What led you to found Article 36?
Richard Moyes and I had been working together on the campaign to ban cluster bombs and both decided that we would like to engage with some new areas related to disarmament and the protection of civilians. We couldn’t see any existing organisation where we would have the flexibility to work on any weapons issue that needed attention, so we set up Article 36.
This covers quite a broad range of issues. What’s taking up most of your time at the moment?
We are currently preparing for an expert meeting on explosive weapons in populated areas, so that’s a major focus. One of Article 36’s main roles is to facilitate the International Network on Explosive Weapons, which is a group of NGOs concerned with the humanitarian harm caused by the bombing and bombardment of populated areas. This is not a new problem, but developing a clear and common position within the international community that these sorts of weapons shouldn’t be used in populated areas would be a very positive step for the protection of civilians.
You’ve previously criticised the UN’s disarmament forums as “part of the problem”. What did you mean by this?
The way certain states control discussions in certain disarmament forums is undoubtedly part of the problem. The Conference on Disarmament and the Reviews of the Non-Proliferation Treaty, for example, are dominated by the nuclear-armed states, and they cannot find any common interest in moving disarmament forward.
In recent years we’ve seen a rich diversity in the way treaties and forums are negotiated and brought about. If we are going to make progress on disarmament, we need to be open to new ideas, new approaches and new forums. We shouldn’t be held back by tradition or by some attachment to a structure that only serves the interests of a handful of powerful states.
So what kinds of reforms do you think are needed?
I’m not sure the disarmament forums that are struggling can be fixed through reform. In the end it’s the member states that need to engage more constructively. What I would say is that the consensus rule is too often abused by those who want a minimalist outcome.
It’s always good to get consensus, but there should always be an option to vote if there is deadlock or if a handful of states are trying to water down an outcome to the point where it risks becoming meaningless.
Article 36, like UNA-UK, is part of the Campaign to Stop Killer Robots. In May the UN held its first meeting on these lethal autonomous weapons. How did it go?

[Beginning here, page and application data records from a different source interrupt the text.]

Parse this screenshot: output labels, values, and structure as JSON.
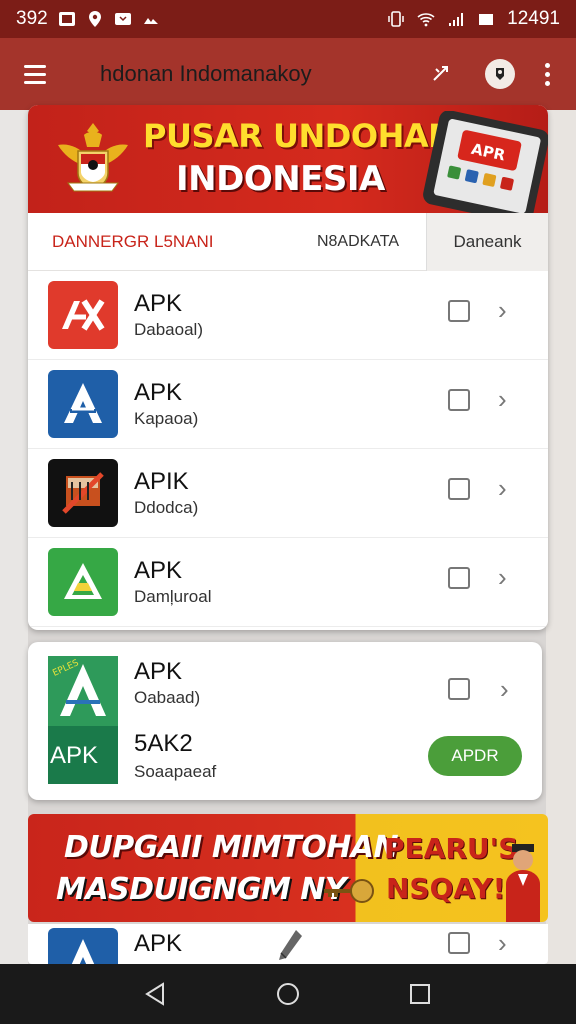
{
  "status_bar": {
    "left_text": "392",
    "time": "12491"
  },
  "app_bar": {
    "title": "hdonan Indomanakoy"
  },
  "banner": {
    "line1": "PUSAR UNDOHAN",
    "line2": "INDONESIA",
    "phone_badge": "APR"
  },
  "tabs": [
    {
      "label": "DANNERGR L5NANI"
    },
    {
      "label": "N8ADKATA"
    },
    {
      "label": "Daneank"
    }
  ],
  "list": [
    {
      "title": "APK",
      "subtitle": "Dabaoal)",
      "icon": "apk-red-icon",
      "icon_color": "#e03a2c"
    },
    {
      "title": "APK",
      "subtitle": "Kapaoa)",
      "icon": "apk-blue-icon",
      "icon_color": "#1f5fa8"
    },
    {
      "title": "APIK",
      "subtitle": "Ddodca)",
      "icon": "apk-black-icon",
      "icon_color": "#111111"
    },
    {
      "title": "APK",
      "subtitle": "Damļuroal",
      "icon": "apk-green-icon",
      "icon_color": "#36a845"
    }
  ],
  "card2": {
    "title": "APK",
    "subtitle": "Oabaad)",
    "title2": "5AK2",
    "subtitle2": "Soaapaeaf",
    "icon_label": "APK",
    "button_label": "APDR",
    "button_color": "#4b9e3a"
  },
  "promo": {
    "line1": "DUPGAII MIMTOHAN",
    "line2": "MASDUIGNGM NY",
    "right1": "PEARU'S",
    "right2": "NSQAY!"
  },
  "bottom_item": {
    "title": "APK"
  },
  "colors": {
    "accent": "#a4342b",
    "tab_active": "#c8241a"
  }
}
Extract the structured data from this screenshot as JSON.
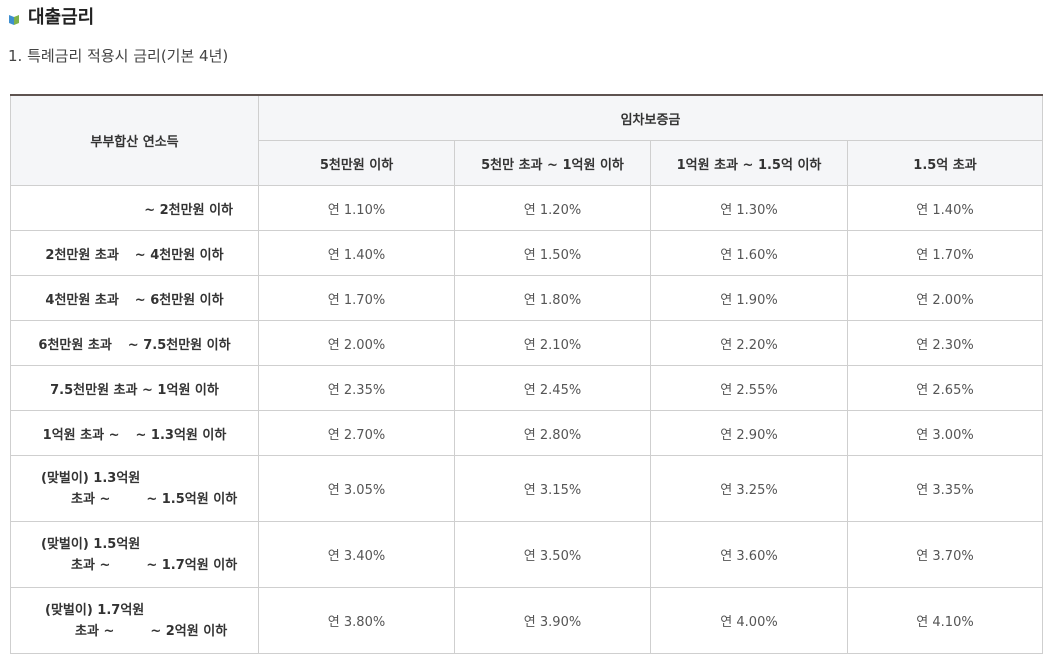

It went very well. The discussions were encouragingly substantive and interactive. We focussed on the need for meaningful human control over any potentially lethal use of autonomous weapons, and this was referred to many times during the debate and in the chair’s report. Our sense is that member states will agree to continue working on this issue in 2015. We would like to see further expert discussions to explore the concept of meaningful human control and what it means in practice. We have some ideas on that.
Civil society coalitions were crucial in calling for bans on landmines and cluster munitions. Do you still see this as a key part of disarmament campaigning?
We very much believe in the strength of civil society when it is well-organised and well-coordinated. Bringing together different NGOs as part of a national, regional or global coalition takes hard work and patience, but it can have remarkable results.
It’s a question of the coalition being something more than the sum of its parts. Having diversity of organisations, cultures and languages are all really important assets. We’ve seen this model deliver bans on landmines and cluster bombs and we think it will deliver bans on nuclear weapons and killer robots as well.
Finally, what does the rest of 2014 have in store for you?
I’ve already mentioned the expert discussions on explosive weapons in June. Then we’ll be gearing up for the meetings of the General Assembly’s First Committee in October and the next meeting on killer robots in November, and beyond that it’s the big humanitarian conference on nuclear weapons in Vienna in December. There’s a lot going on!
Thomas Nash is Director of the UK-based NGO Article 36, which works to prevent the unintended, unnecessary or unacceptable harm caused by certain weapons. He also serves as a member of the Steering Group of the International Campaign to Abolish Nuclear Weapons and the leadership body of the Campaign to Stop Killer Robots.